News Release: January 24, 2003

Posted on Jan 24, 2003 in 2003 News Releases, News-Releases

For Immediate Release: January 24, 2003 NR-03-02


HONOLULU — The state veterinarian, James Foppoli, is asking all veterinarians and bird owners; including poultry producers, pet owners and others in the pet trade, to observe their birds for signs of Exotic Newcastle Disease (END). The avian disease is highly contagious and nearly 100 percent fatal to unvaccinated poultry. The disease does not pose a serious threat to human health, but may cause eye irritation to those working directly with infected birds.

To keep the END virus from becoming established in Hawaii, HDOA has prohibited the importation of birds from 10 southern California counties since the disease was discovered this past Fall, as well as importation of chickens and turkeys from the entire state of California. A federal quarantine zone which prohibits the movement of birds now covers about 57,000 square miles and includes much of southern California including the counties of Los Angeles, Riverside, San Bernadino, San Diego, Santa Barbara, Ventura, Imperial and Orange. Since the disease was discovered in southern California last fall, it has cost millions of dollars and adversely impacted much of the areas poultry industry. A more recent discovery of the disease in a backyard chicken flock in Nevada has also elevated concern about the spread of this devastating bird disease.

“Fortunately, the import restrictions on birds that the department imposed in September 2002 to keep the West Nile virus from entering the state is also helping to keep out Exotic Newcastle Disease,” said Sandra Lee Kunimoto, chairperson for HDOA. “Through this process, department has been able to monitor and inspect every bird shipment that comes to Hawaii.”

With the assistance of the U.S. Postal Service, the department imposed an embargo last September that prohibits shipments of birds to Hawaii through the U.S. Mail.
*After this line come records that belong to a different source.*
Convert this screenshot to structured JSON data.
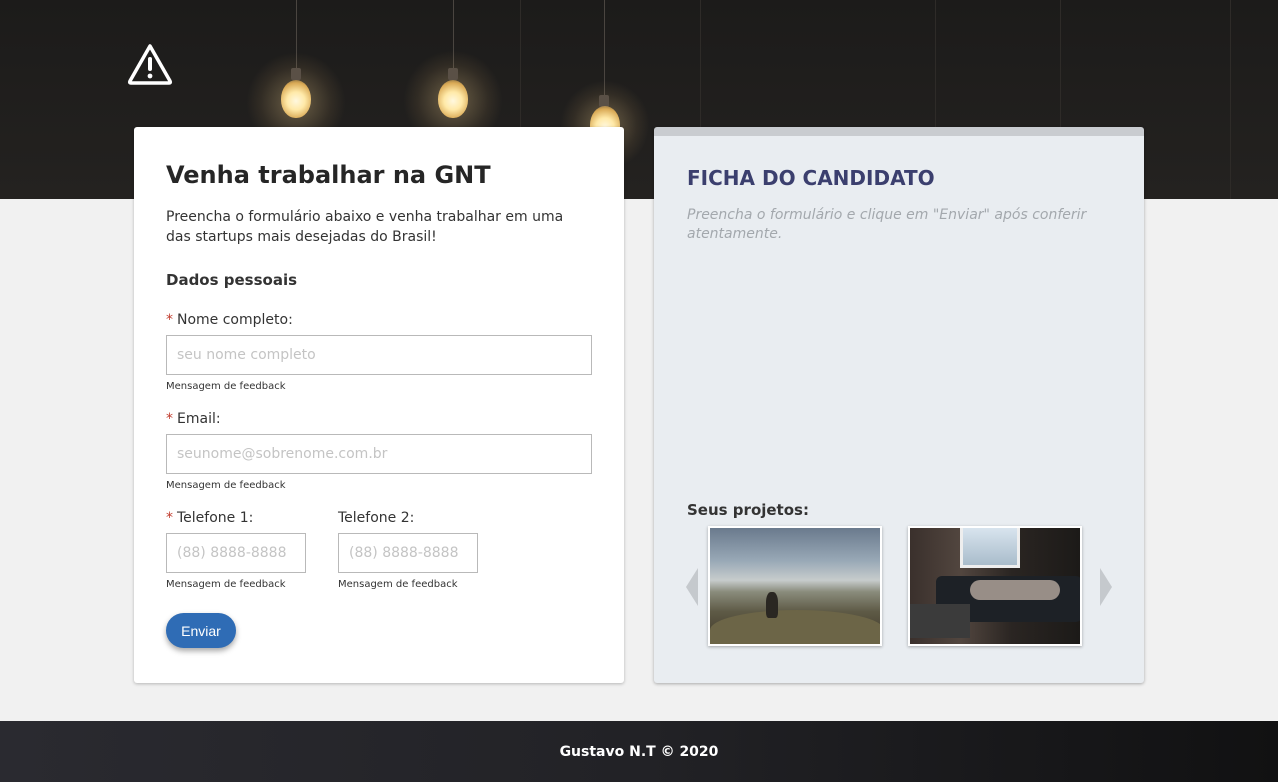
{
  "header": {
    "logo_icon": "warning-triangle-icon"
  },
  "form": {
    "title": "Venha trabalhar na GNT",
    "intro": "Preencha o formulário abaixo e venha trabalhar em uma das startups mais desejadas do Brasil!",
    "section_title": "Dados pessoais",
    "required_mark": "*",
    "name": {
      "label": "Nome completo:",
      "placeholder": "seu nome completo",
      "feedback": "Mensagem de feedback"
    },
    "email": {
      "label": "Email:",
      "placeholder": "seunome@sobrenome.com.br",
      "feedback": "Mensagem de feedback"
    },
    "phone1": {
      "label": "Telefone 1:",
      "placeholder": "(88) 8888-8888",
      "feedback": "Mensagem de feedback"
    },
    "phone2": {
      "label": "Telefone 2:",
      "placeholder": "(88) 8888-8888",
      "feedback": "Mensagem de feedback"
    },
    "submit_label": "Enviar"
  },
  "candidate": {
    "title": "FICHA DO CANDIDATO",
    "hint": "Preencha o formulário e clique em \"Enviar\" após conferir atentamente.",
    "projects_title": "Seus projetos:",
    "carousel_prev_icon": "chevron-left-icon",
    "carousel_next_icon": "chevron-right-icon"
  },
  "footer": {
    "text": "Gustavo N.T © 2020"
  },
  "colors": {
    "primary_button": "#2f6cb5",
    "title_accent": "#3b3f6e",
    "required": "#c0392b"
  }
}
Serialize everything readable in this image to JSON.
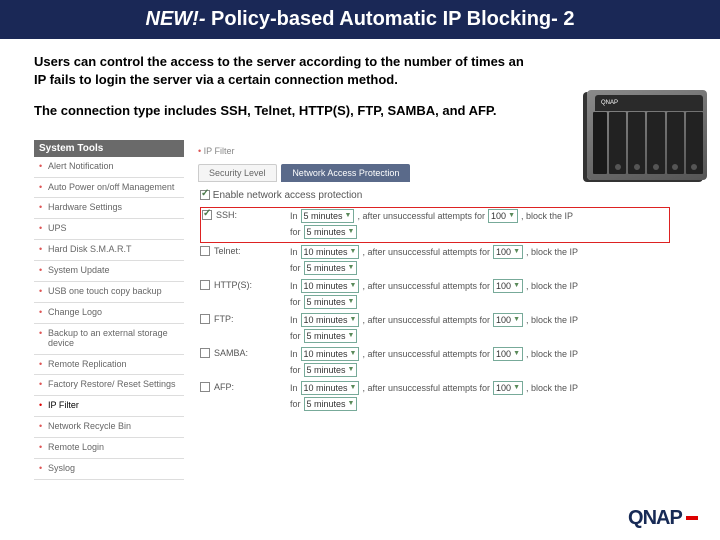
{
  "title": {
    "new": "NEW!-",
    "rest": " Policy-based Automatic IP Blocking- 2"
  },
  "desc1": "Users can control the access to the server according to the number of times an IP fails to login the server via a certain connection method.",
  "desc2": "The connection type includes SSH, Telnet, HTTP(S), FTP, SAMBA, and AFP.",
  "sidebar": {
    "header": "System Tools",
    "items": [
      "Alert Notification",
      "Auto Power on/off Management",
      "Hardware Settings",
      "UPS",
      "Hard Disk S.M.A.R.T",
      "System Update",
      "USB one touch copy backup",
      "Change Logo",
      "Backup to an external storage device",
      "Remote Replication",
      "Factory Restore/ Reset Settings",
      "IP Filter",
      "Network Recycle Bin",
      "Remote Login",
      "Syslog"
    ]
  },
  "breadcrumb": "IP Filter",
  "tabs": {
    "t1": "Security Level",
    "t2": "Network Access Protection"
  },
  "enable": "Enable network access protection",
  "rowtext": {
    "in": "In",
    "after": ", after unsuccessful attempts for",
    "block": ", block the IP",
    "for": "for"
  },
  "protocols": [
    {
      "name": "SSH:",
      "checked": true,
      "hl": true,
      "win": "5 minutes",
      "att": "100",
      "for": "5 minutes"
    },
    {
      "name": "Telnet:",
      "checked": false,
      "hl": false,
      "win": "10 minutes",
      "att": "100",
      "for": "5 minutes"
    },
    {
      "name": "HTTP(S):",
      "checked": false,
      "hl": false,
      "win": "10 minutes",
      "att": "100",
      "for": "5 minutes"
    },
    {
      "name": "FTP:",
      "checked": false,
      "hl": false,
      "win": "10 minutes",
      "att": "100",
      "for": "5 minutes"
    },
    {
      "name": "SAMBA:",
      "checked": false,
      "hl": false,
      "win": "10 minutes",
      "att": "100",
      "for": "5 minutes"
    },
    {
      "name": "AFP:",
      "checked": false,
      "hl": false,
      "win": "10 minutes",
      "att": "100",
      "for": "5 minutes"
    }
  ],
  "logo": "QNAP"
}
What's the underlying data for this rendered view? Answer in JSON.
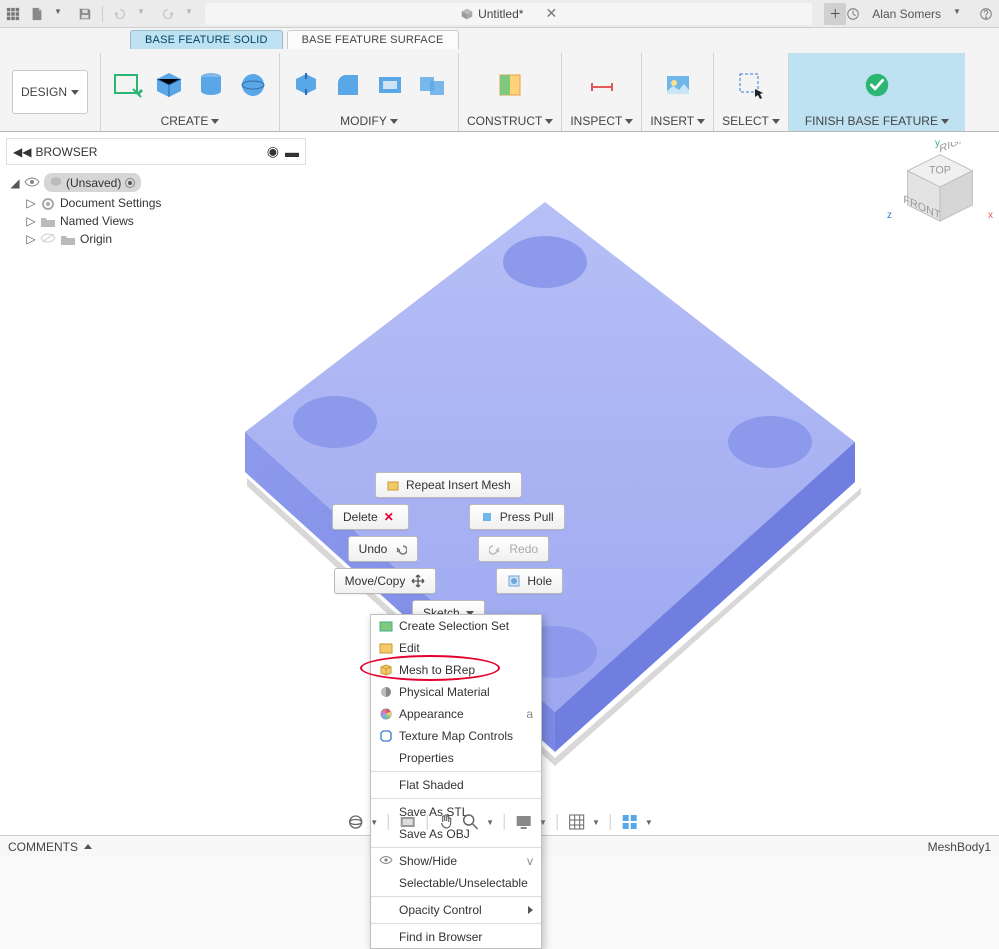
{
  "titlebar": {
    "title": "Untitled*",
    "user_name": "Alan Somers"
  },
  "ribbon": {
    "tabs": [
      {
        "label": "BASE FEATURE SOLID",
        "active": true
      },
      {
        "label": "BASE FEATURE SURFACE",
        "active": false
      }
    ],
    "workspace_label": "DESIGN",
    "groups": {
      "create": "CREATE",
      "modify": "MODIFY",
      "construct": "CONSTRUCT",
      "inspect": "INSPECT",
      "insert": "INSERT",
      "select": "SELECT",
      "finish": "FINISH BASE FEATURE"
    }
  },
  "browser": {
    "title": "BROWSER",
    "root": "(Unsaved)",
    "items": [
      {
        "label": "Document Settings"
      },
      {
        "label": "Named Views"
      },
      {
        "label": "Origin"
      }
    ]
  },
  "viewcube": {
    "top": "TOP",
    "front": "FRONT",
    "right": "RIGHT",
    "x": "x",
    "y": "y",
    "z": "z"
  },
  "context": {
    "repeat": "Repeat Insert Mesh",
    "delete": "Delete",
    "press_pull": "Press Pull",
    "undo": "Undo",
    "redo": "Redo",
    "move_copy": "Move/Copy",
    "hole": "Hole",
    "sketch": "Sketch"
  },
  "context_menu": {
    "items": [
      {
        "label": "Create Selection Set",
        "icon": "selection-set-icon"
      },
      {
        "label": "Edit",
        "icon": "edit-icon"
      },
      {
        "label": "Mesh to BRep",
        "icon": "mesh-brep-icon"
      },
      {
        "label": "Physical Material",
        "icon": "material-icon"
      },
      {
        "label": "Appearance",
        "icon": "appearance-icon",
        "shortcut": "a"
      },
      {
        "label": "Texture Map Controls",
        "icon": "texture-icon"
      },
      {
        "label": "Properties"
      },
      {
        "sep": true
      },
      {
        "label": "Flat Shaded"
      },
      {
        "sep": true
      },
      {
        "label": "Save As STL"
      },
      {
        "label": "Save As OBJ"
      },
      {
        "sep": true
      },
      {
        "label": "Show/Hide",
        "icon": "eye-icon",
        "shortcut": "v"
      },
      {
        "label": "Selectable/Unselectable"
      },
      {
        "sep": true
      },
      {
        "label": "Opacity Control",
        "submenu": true
      },
      {
        "sep": true
      },
      {
        "label": "Find in Browser"
      }
    ]
  },
  "footer": {
    "comments": "COMMENTS",
    "status": "MeshBody1"
  }
}
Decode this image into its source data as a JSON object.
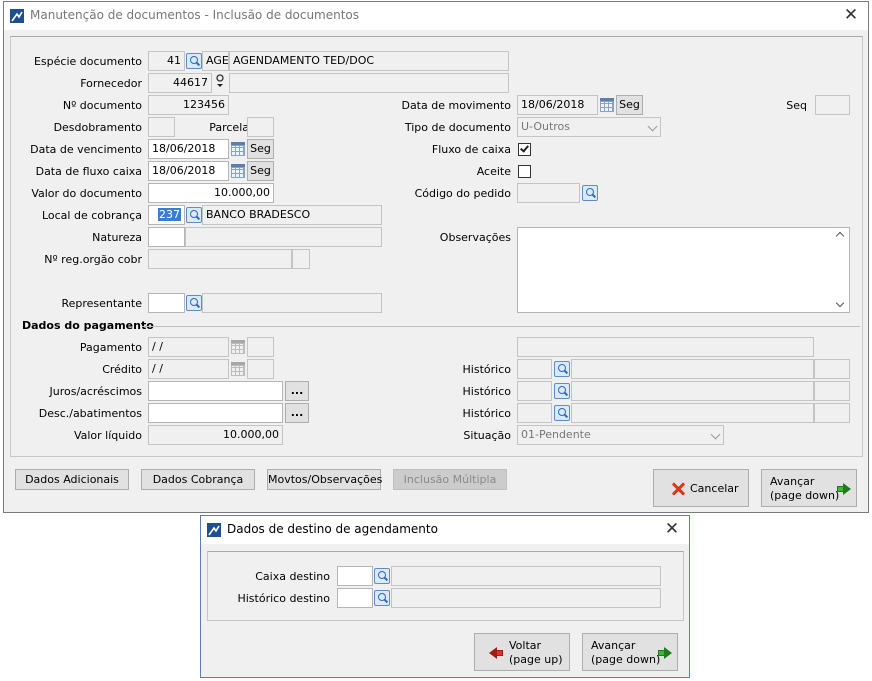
{
  "colors": {
    "accent": "#3a7bd5",
    "title_icon": "#1e4f8f"
  },
  "main_window": {
    "title": "Manutenção de documentos - Inclusão de documentos",
    "close": "✕",
    "fields": {
      "especie_label": "Espécie documento",
      "especie_code": "41",
      "especie_abbr": "AGE",
      "especie_desc": "AGENDAMENTO TED/DOC",
      "fornecedor_label": "Fornecedor",
      "fornecedor_code": "44617",
      "fornecedor_desc": "",
      "numero_label": "Nº documento",
      "numero_value": "123456",
      "data_mov_label": "Data de movimento",
      "data_mov_value": "18/06/2018",
      "data_mov_day": "Seg",
      "seq_label": "Seq",
      "seq_value": "",
      "desdobramento_label": "Desdobramento",
      "desdobramento_value": "",
      "parcela_label": "Parcela",
      "parcela_value": "",
      "tipo_doc_label": "Tipo de documento",
      "tipo_doc_value": "U-Outros",
      "data_venc_label": "Data de vencimento",
      "data_venc_value": "18/06/2018",
      "data_venc_day": "Seg",
      "fluxo_label": "Fluxo de caixa",
      "fluxo_checked": true,
      "data_fluxo_label": "Data de fluxo caixa",
      "data_fluxo_value": "18/06/2018",
      "data_fluxo_day": "Seg",
      "aceite_label": "Aceite",
      "aceite_checked": false,
      "valor_label": "Valor do documento",
      "valor_value": "10.000,00",
      "cod_pedido_label": "Código do pedido",
      "cod_pedido_value": "",
      "local_label": "Local de cobrança",
      "local_code": "237",
      "local_desc": "BANCO BRADESCO",
      "natureza_label": "Natureza",
      "natureza_value": "",
      "observacoes_label": "Observações",
      "observacoes_value": "",
      "reg_orgao_label": "Nº reg.orgão cobr",
      "representante_label": "Representante"
    },
    "pagamento": {
      "section_title": "Dados do pagamento",
      "pagamento_label": "Pagamento",
      "pagamento_value": " / /",
      "credito_label": "Crédito",
      "credito_value": " / /",
      "juros_label": "Juros/acréscimos",
      "desc_label": "Desc./abatimentos",
      "liquido_label": "Valor líquido",
      "liquido_value": "10.000,00",
      "historico_label": "Histórico",
      "situacao_label": "Situação",
      "situacao_value": "01-Pendente",
      "ellipsis": "..."
    },
    "buttons": {
      "dados_adicionais": "Dados Adicionais",
      "dados_cobranca": "Dados Cobrança",
      "movtos_obs": "Movtos/Observações",
      "inclusao_multipla": "Inclusão Múltipla",
      "cancelar": "Cancelar",
      "avancar_line1": "Avançar",
      "avancar_line2": "(page down)"
    }
  },
  "dialog": {
    "title": "Dados de destino de agendamento",
    "close": "✕",
    "caixa_label": "Caixa destino",
    "historico_label": "Histórico destino",
    "voltar_line1": "Voltar",
    "voltar_line2": "(page up)",
    "avancar_line1": "Avançar",
    "avancar_line2": "(page down)"
  }
}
Previously, birds shipped through the mail were able to bypass permit requirements and avoid inspection. Since WNV emergency rules were established, all bird importers must apply for import permits, have their shipments inspected upon arrival at the Honolulu International Airport, and be accompanied by a certificate of veterinary inspection issued by an accredited veterinarian. Bird shipments lacking the required documentation are rejected and returned to the point of origin.

Clinical signs of END can vary and mimic other diseases, but include respiratory signs such as coughing and sneezing, listlessness, nervous signs such as circling and paralysis, high mortality, and decreased egg production. Birds may catch the virus through contact with infected birds or contaminated materials, such as the clothing or shoes of humans who have been exposed to infected birds. A death rate of almost 100 percent can occur in unvaccinated poultry flocks. The disease can also infect and kill vaccinated poultry.

“Pet birds and wild birds are also susceptible to the disease but to a lesser extent than poultry,” said Foppoli. “Pet birds may become infected, recover and remain carriers of the virus.”

Anyone with birds that show signs of the disease suggestive of END or possessing birds that may have been transported from the quarantine zones within California after October 1, 2002, or Nevada since January 15, 2003, is asked to contact the Hawaii Department of Agriculture at 837-8092.

Should END make its way to Hawaii, it could devastate local egg producers that generate revenues of more than $9 million annually and supplies about 50 percent of the eggs sold in Hawaii and would also severely effect the broiler industry.


For more information, contact:

Janelle Saneishi
Public Information Officer
Hawaii Department of Agriculture
Phone: (808) 973-9560
To E-mail, click here